- Input data
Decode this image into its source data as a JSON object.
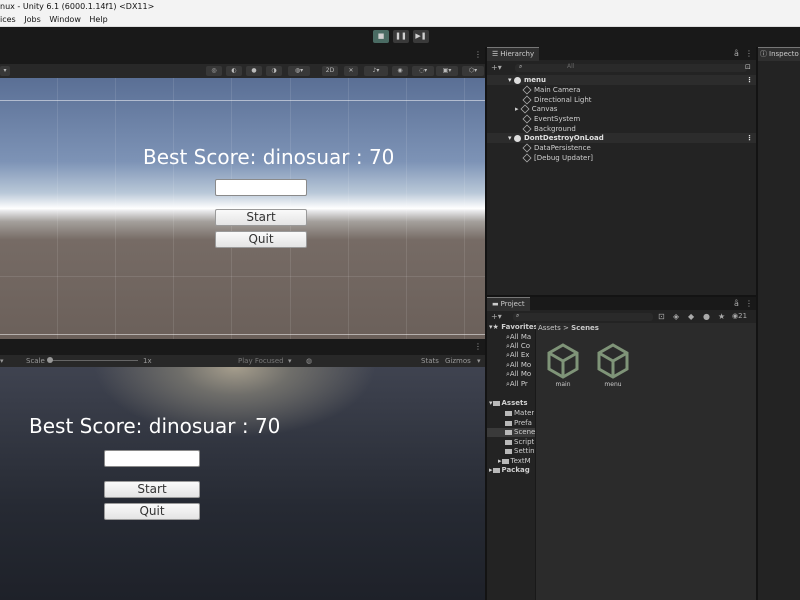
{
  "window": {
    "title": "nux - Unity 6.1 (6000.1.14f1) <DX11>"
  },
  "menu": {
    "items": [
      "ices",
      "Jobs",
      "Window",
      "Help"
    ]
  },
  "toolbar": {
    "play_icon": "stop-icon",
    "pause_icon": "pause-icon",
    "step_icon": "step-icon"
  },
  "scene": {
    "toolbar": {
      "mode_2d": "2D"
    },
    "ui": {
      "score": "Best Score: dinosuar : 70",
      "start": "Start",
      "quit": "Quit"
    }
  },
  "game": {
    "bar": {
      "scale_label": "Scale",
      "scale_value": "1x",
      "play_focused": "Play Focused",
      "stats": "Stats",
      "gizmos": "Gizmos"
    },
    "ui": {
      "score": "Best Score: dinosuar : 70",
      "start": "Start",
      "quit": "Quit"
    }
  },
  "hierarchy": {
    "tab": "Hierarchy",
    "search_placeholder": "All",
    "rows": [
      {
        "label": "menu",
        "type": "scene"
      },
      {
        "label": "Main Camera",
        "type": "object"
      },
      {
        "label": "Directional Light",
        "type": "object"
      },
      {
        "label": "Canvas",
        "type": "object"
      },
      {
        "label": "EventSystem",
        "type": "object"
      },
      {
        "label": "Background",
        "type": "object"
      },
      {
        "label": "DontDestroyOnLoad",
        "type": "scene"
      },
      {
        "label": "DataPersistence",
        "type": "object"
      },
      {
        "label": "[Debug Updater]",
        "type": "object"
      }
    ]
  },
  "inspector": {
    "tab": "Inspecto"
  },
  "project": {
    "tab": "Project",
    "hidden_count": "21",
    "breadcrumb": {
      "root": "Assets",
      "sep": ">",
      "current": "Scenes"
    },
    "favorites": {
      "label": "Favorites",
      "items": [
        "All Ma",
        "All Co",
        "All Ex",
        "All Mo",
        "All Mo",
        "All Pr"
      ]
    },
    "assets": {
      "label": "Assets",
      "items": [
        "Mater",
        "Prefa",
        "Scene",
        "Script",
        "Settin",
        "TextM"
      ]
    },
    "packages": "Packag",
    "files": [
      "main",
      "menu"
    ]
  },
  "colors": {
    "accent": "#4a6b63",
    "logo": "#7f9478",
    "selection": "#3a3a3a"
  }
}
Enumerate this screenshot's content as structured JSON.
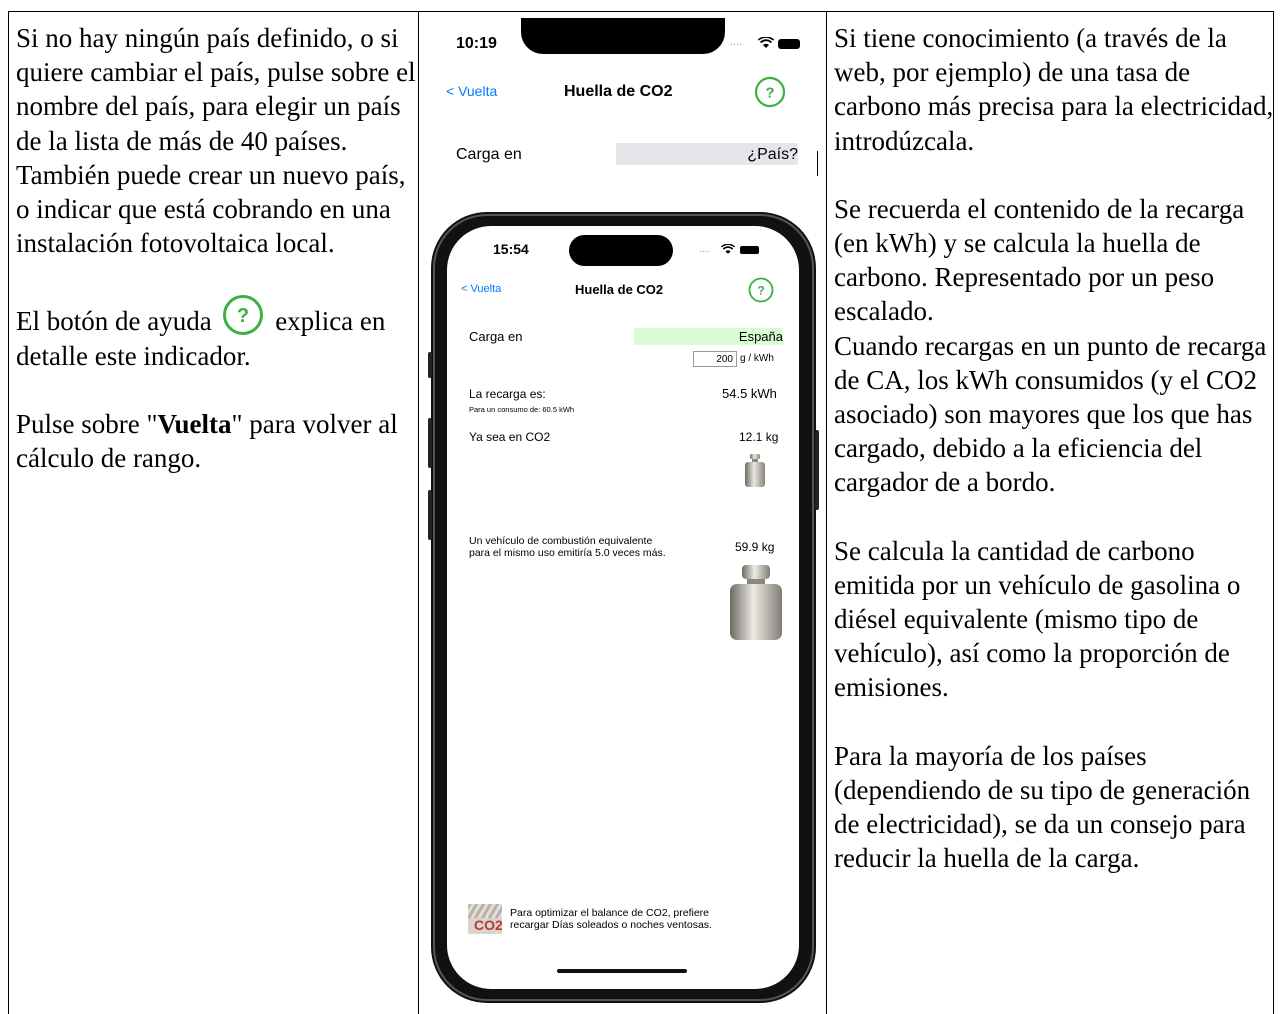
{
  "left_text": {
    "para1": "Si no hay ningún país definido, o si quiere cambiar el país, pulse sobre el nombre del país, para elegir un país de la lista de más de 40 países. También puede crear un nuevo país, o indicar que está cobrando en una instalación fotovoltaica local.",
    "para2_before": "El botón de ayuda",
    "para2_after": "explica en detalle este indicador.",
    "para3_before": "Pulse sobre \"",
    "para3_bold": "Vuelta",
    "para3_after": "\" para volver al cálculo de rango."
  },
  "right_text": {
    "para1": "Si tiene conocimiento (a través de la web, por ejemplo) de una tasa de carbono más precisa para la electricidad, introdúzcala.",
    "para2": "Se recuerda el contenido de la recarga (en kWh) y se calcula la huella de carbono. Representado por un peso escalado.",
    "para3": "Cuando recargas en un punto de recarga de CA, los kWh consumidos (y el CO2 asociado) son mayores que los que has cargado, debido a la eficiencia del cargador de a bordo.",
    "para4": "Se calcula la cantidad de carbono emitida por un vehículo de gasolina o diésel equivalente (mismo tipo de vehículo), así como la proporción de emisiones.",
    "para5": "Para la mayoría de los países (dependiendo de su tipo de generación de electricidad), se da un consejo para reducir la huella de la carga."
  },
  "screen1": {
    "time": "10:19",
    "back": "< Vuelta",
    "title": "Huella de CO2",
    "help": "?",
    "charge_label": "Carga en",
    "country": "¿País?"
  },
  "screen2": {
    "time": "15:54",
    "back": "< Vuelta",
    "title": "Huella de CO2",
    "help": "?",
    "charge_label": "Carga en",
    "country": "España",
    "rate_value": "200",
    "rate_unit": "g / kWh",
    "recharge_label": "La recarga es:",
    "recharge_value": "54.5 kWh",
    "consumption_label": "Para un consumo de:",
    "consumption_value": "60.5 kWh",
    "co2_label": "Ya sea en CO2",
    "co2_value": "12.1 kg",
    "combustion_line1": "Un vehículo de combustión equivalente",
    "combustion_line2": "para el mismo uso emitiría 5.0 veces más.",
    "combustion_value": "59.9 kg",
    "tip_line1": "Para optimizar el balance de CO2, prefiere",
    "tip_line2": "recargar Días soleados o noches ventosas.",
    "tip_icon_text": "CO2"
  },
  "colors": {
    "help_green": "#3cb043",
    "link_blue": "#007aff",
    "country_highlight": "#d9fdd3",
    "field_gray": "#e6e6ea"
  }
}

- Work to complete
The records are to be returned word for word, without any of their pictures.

- Completed task
Decode this image into its source data as a JSON object.
{
  "window": {
    "title": "nux - Unity 6.1 (6000.1.14f1) <DX11>"
  },
  "menu": {
    "items": [
      "ices",
      "Jobs",
      "Window",
      "Help"
    ]
  },
  "toolbar": {
    "play_icon": "stop-icon",
    "pause_icon": "pause-icon",
    "step_icon": "step-icon"
  },
  "scene": {
    "toolbar": {
      "mode_2d": "2D"
    },
    "ui": {
      "score": "Best Score: dinosuar : 70",
      "start": "Start",
      "quit": "Quit"
    }
  },
  "game": {
    "bar": {
      "scale_label": "Scale",
      "scale_value": "1x",
      "play_focused": "Play Focused",
      "stats": "Stats",
      "gizmos": "Gizmos"
    },
    "ui": {
      "score": "Best Score: dinosuar : 70",
      "start": "Start",
      "quit": "Quit"
    }
  },
  "hierarchy": {
    "tab": "Hierarchy",
    "search_placeholder": "All",
    "rows": [
      {
        "label": "menu",
        "type": "scene"
      },
      {
        "label": "Main Camera",
        "type": "object"
      },
      {
        "label": "Directional Light",
        "type": "object"
      },
      {
        "label": "Canvas",
        "type": "object"
      },
      {
        "label": "EventSystem",
        "type": "object"
      },
      {
        "label": "Background",
        "type": "object"
      },
      {
        "label": "DontDestroyOnLoad",
        "type": "scene"
      },
      {
        "label": "DataPersistence",
        "type": "object"
      },
      {
        "label": "[Debug Updater]",
        "type": "object"
      }
    ]
  },
  "inspector": {
    "tab": "Inspecto"
  },
  "project": {
    "tab": "Project",
    "hidden_count": "21",
    "breadcrumb": {
      "root": "Assets",
      "sep": ">",
      "current": "Scenes"
    },
    "favorites": {
      "label": "Favorites",
      "items": [
        "All Ma",
        "All Co",
        "All Ex",
        "All Mo",
        "All Mo",
        "All Pr"
      ]
    },
    "assets": {
      "label": "Assets",
      "items": [
        "Mater",
        "Prefa",
        "Scene",
        "Script",
        "Settin",
        "TextM"
      ]
    },
    "packages": "Packag",
    "files": [
      "main",
      "menu"
    ]
  },
  "colors": {
    "accent": "#4a6b63",
    "logo": "#7f9478",
    "selection": "#3a3a3a"
  }
}
Enumerate this screenshot's content as structured JSON.
{
  "left_text": {
    "para1": "Si no hay ningún país definido, o si quiere cambiar el país, pulse sobre el nombre del país, para elegir un país de la lista de más de 40 países. También puede crear un nuevo país, o indicar que está cobrando en una instalación fotovoltaica local.",
    "para2_before": "El botón de ayuda",
    "para2_after": "explica en detalle este indicador.",
    "para3_before": "Pulse sobre \"",
    "para3_bold": "Vuelta",
    "para3_after": "\" para volver al cálculo de rango."
  },
  "right_text": {
    "para1": "Si tiene conocimiento (a través de la web, por ejemplo) de una tasa de carbono más precisa para la electricidad, introdúzcala.",
    "para2": "Se recuerda el contenido de la recarga (en kWh) y se calcula la huella de carbono. Representado por un peso escalado.",
    "para3": "Cuando recargas en un punto de recarga de CA, los kWh consumidos (y el CO2 asociado) son mayores que los que has cargado, debido a la eficiencia del cargador de a bordo.",
    "para4": "Se calcula la cantidad de carbono emitida por un vehículo de gasolina o diésel equivalente (mismo tipo de vehículo), así como la proporción de emisiones.",
    "para5": "Para la mayoría de los países (dependiendo de su tipo de generación de electricidad), se da un consejo para reducir la huella de la carga."
  },
  "screen1": {
    "time": "10:19",
    "back": "< Vuelta",
    "title": "Huella de CO2",
    "help": "?",
    "charge_label": "Carga en",
    "country": "¿País?"
  },
  "screen2": {
    "time": "15:54",
    "back": "< Vuelta",
    "title": "Huella de CO2",
    "help": "?",
    "charge_label": "Carga en",
    "country": "España",
    "rate_value": "200",
    "rate_unit": "g / kWh",
    "recharge_label": "La recarga es:",
    "recharge_value": "54.5 kWh",
    "consumption_label": "Para un consumo de:",
    "consumption_value": "60.5 kWh",
    "co2_label": "Ya sea en CO2",
    "co2_value": "12.1 kg",
    "combustion_line1": "Un vehículo de combustión equivalente",
    "combustion_line2": "para el mismo uso emitiría 5.0 veces más.",
    "combustion_value": "59.9 kg",
    "tip_line1": "Para optimizar el balance de CO2, prefiere",
    "tip_line2": "recargar Días soleados o noches ventosas.",
    "tip_icon_text": "CO2"
  },
  "colors": {
    "help_green": "#3cb043",
    "link_blue": "#007aff",
    "country_highlight": "#d9fdd3",
    "field_gray": "#e6e6ea"
  }
}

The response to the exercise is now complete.